#### Listed records
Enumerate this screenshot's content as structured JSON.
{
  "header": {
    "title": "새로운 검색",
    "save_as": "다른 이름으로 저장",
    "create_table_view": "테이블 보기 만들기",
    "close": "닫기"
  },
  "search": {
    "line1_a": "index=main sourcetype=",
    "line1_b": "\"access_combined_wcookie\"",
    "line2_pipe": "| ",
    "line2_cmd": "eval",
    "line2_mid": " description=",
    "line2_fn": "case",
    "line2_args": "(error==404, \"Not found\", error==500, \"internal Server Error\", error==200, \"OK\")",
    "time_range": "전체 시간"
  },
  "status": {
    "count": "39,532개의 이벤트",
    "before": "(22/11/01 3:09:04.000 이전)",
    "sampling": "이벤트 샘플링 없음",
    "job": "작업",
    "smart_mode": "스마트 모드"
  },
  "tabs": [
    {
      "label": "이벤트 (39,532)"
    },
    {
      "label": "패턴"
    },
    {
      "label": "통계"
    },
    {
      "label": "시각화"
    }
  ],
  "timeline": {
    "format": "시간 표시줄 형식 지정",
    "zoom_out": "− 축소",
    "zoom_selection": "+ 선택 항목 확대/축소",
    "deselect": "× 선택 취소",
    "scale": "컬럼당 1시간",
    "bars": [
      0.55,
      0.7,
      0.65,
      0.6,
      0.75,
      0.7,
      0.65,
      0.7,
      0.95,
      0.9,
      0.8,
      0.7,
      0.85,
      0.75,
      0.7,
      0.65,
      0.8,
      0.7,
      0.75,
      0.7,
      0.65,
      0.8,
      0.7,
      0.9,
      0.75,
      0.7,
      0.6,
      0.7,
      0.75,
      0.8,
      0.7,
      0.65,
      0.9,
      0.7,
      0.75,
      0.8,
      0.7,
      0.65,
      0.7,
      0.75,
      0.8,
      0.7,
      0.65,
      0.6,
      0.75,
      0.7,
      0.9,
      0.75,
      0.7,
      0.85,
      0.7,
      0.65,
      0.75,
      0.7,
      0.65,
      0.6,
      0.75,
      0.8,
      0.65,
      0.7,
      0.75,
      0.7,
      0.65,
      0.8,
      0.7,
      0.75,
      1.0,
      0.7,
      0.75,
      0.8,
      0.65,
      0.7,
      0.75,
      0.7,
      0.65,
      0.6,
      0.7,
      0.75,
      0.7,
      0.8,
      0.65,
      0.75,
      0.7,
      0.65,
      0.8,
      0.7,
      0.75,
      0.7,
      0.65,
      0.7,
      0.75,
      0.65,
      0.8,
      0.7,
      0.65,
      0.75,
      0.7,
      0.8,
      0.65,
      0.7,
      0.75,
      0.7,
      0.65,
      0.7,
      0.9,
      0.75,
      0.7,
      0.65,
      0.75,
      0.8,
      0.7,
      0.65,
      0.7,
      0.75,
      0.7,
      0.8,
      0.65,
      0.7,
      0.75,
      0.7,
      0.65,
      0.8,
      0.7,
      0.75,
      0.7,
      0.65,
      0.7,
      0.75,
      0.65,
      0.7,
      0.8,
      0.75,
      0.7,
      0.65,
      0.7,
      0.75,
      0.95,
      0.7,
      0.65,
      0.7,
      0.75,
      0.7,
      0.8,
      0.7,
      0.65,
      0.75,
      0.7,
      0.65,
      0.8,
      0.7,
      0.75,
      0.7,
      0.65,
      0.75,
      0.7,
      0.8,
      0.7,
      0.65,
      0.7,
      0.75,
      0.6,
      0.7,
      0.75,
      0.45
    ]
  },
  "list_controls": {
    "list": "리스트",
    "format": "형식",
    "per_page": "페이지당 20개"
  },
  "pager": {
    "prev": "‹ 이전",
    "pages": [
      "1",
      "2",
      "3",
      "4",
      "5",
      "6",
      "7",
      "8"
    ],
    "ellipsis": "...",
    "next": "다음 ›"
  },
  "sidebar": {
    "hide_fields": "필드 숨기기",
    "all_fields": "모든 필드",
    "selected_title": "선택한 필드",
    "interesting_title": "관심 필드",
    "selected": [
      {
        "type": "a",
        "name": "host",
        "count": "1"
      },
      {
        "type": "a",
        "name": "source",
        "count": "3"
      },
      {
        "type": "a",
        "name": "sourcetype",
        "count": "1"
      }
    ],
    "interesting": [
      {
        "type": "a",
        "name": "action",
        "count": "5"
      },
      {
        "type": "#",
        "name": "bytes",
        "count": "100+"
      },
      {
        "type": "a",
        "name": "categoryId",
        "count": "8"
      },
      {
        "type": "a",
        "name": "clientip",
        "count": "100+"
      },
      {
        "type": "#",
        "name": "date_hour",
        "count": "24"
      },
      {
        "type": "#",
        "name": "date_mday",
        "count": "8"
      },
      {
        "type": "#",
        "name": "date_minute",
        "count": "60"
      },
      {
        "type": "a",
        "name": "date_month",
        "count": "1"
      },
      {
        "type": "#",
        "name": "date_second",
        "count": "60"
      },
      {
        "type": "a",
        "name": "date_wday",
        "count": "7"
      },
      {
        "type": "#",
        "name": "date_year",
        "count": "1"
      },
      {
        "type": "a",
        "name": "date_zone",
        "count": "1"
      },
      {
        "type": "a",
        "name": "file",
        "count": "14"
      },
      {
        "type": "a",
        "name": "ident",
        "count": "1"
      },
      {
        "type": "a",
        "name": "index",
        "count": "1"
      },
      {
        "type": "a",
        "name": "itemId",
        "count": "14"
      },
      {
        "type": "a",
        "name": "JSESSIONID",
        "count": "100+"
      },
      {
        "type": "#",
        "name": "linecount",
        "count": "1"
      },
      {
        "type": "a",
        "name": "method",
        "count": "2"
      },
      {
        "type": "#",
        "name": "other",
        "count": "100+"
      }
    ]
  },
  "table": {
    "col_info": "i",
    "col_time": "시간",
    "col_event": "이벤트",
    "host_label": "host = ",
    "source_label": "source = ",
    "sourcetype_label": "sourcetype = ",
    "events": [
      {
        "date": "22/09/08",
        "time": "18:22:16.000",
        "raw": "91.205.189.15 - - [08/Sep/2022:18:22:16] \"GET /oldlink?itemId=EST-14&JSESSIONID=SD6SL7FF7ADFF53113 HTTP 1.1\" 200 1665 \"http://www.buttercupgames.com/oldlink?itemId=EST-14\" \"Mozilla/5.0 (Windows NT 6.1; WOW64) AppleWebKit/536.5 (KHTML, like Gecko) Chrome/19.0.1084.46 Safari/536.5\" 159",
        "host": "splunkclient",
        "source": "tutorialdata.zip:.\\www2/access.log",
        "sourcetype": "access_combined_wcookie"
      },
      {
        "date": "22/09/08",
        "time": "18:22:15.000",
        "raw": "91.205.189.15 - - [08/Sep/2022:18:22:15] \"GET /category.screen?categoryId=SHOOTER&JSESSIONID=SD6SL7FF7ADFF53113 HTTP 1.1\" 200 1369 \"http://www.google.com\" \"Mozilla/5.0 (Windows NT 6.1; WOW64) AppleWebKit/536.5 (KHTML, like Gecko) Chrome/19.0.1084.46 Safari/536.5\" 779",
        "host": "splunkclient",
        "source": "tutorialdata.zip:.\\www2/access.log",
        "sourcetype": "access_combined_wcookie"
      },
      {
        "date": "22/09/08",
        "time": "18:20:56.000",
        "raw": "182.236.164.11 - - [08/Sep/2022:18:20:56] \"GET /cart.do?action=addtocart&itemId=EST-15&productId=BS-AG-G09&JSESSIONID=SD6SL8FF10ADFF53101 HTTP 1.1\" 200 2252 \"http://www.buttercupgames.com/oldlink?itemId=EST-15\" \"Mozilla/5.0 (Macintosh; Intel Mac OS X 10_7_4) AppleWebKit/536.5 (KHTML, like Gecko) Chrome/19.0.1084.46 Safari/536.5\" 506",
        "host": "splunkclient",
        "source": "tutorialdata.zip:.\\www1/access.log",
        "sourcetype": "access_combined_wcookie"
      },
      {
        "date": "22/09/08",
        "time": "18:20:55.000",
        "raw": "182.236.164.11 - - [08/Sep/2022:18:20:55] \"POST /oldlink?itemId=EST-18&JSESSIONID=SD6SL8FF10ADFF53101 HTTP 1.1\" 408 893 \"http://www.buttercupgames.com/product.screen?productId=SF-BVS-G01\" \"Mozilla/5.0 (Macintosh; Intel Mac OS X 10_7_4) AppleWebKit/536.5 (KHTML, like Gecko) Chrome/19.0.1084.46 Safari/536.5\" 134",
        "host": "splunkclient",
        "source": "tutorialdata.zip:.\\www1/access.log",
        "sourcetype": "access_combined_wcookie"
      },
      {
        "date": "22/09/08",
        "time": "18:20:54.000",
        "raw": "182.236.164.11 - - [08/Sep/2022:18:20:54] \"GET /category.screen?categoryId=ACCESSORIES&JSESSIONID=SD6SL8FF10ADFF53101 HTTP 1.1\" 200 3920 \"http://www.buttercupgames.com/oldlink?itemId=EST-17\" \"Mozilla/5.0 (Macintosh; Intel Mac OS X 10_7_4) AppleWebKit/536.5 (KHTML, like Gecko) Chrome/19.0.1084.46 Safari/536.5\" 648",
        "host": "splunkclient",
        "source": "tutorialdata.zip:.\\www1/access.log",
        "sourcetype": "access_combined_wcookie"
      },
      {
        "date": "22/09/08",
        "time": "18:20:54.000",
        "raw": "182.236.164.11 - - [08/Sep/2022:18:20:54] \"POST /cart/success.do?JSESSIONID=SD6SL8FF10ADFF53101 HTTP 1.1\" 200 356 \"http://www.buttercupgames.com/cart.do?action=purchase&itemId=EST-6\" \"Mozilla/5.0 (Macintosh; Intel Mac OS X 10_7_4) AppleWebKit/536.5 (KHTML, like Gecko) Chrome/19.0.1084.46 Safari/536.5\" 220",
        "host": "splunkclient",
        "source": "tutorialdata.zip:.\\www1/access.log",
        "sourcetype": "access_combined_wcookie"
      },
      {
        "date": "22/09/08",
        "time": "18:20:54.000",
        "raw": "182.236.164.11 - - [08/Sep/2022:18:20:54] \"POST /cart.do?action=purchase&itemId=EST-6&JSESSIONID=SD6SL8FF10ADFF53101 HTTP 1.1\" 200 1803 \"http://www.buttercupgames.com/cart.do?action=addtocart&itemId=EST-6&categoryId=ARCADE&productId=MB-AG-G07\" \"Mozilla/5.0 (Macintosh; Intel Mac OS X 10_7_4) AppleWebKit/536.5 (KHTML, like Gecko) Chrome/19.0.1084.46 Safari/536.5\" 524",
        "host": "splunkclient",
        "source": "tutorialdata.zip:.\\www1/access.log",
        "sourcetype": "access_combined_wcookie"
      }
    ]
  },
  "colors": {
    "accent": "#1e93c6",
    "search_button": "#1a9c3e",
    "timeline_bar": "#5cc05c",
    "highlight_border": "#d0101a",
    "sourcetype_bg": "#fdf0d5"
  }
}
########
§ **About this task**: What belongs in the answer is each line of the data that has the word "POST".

§ **Your response**:
        "raw": "182.236.164.11 - - [08/Sep/2022:18:20:55] \"POST /oldlink?itemId=EST-18&JSESSIONID=SD6SL8FF10ADFF53101 HTTP 1.1\" 408 893 \"http://www.buttercupgames.com/product.screen?productId=SF-BVS-G01\" \"Mozilla/5.0 (Macintosh; Intel Mac OS X 10_7_4) AppleWebKit/536.5 (KHTML, like Gecko) Chrome/19.0.1084.46 Safari/536.5\" 134",
        "raw": "182.236.164.11 - - [08/Sep/2022:18:20:54] \"POST /cart/success.do?JSESSIONID=SD6SL8FF10ADFF53101 HTTP 1.1\" 200 356 \"http://www.buttercupgames.com/cart.do?action=purchase&itemId=EST-6\" \"Mozilla/5.0 (Macintosh; Intel Mac OS X 10_7_4) AppleWebKit/536.5 (KHTML, like Gecko) Chrome/19.0.1084.46 Safari/536.5\" 220",
        "raw": "182.236.164.11 - - [08/Sep/2022:18:20:54] \"POST /cart.do?action=purchase&itemId=EST-6&JSESSIONID=SD6SL8FF10ADFF53101 HTTP 1.1\" 200 1803 \"http://www.buttercupgames.com/cart.do?action=addtocart&itemId=EST-6&categoryId=ARCADE&productId=MB-AG-G07\" \"Mozilla/5.0 (Macintosh; Intel Mac OS X 10_7_4) AppleWebKit/536.5 (KHTML, like Gecko) Chrome/19.0.1084.46 Safari/536.5\" 524",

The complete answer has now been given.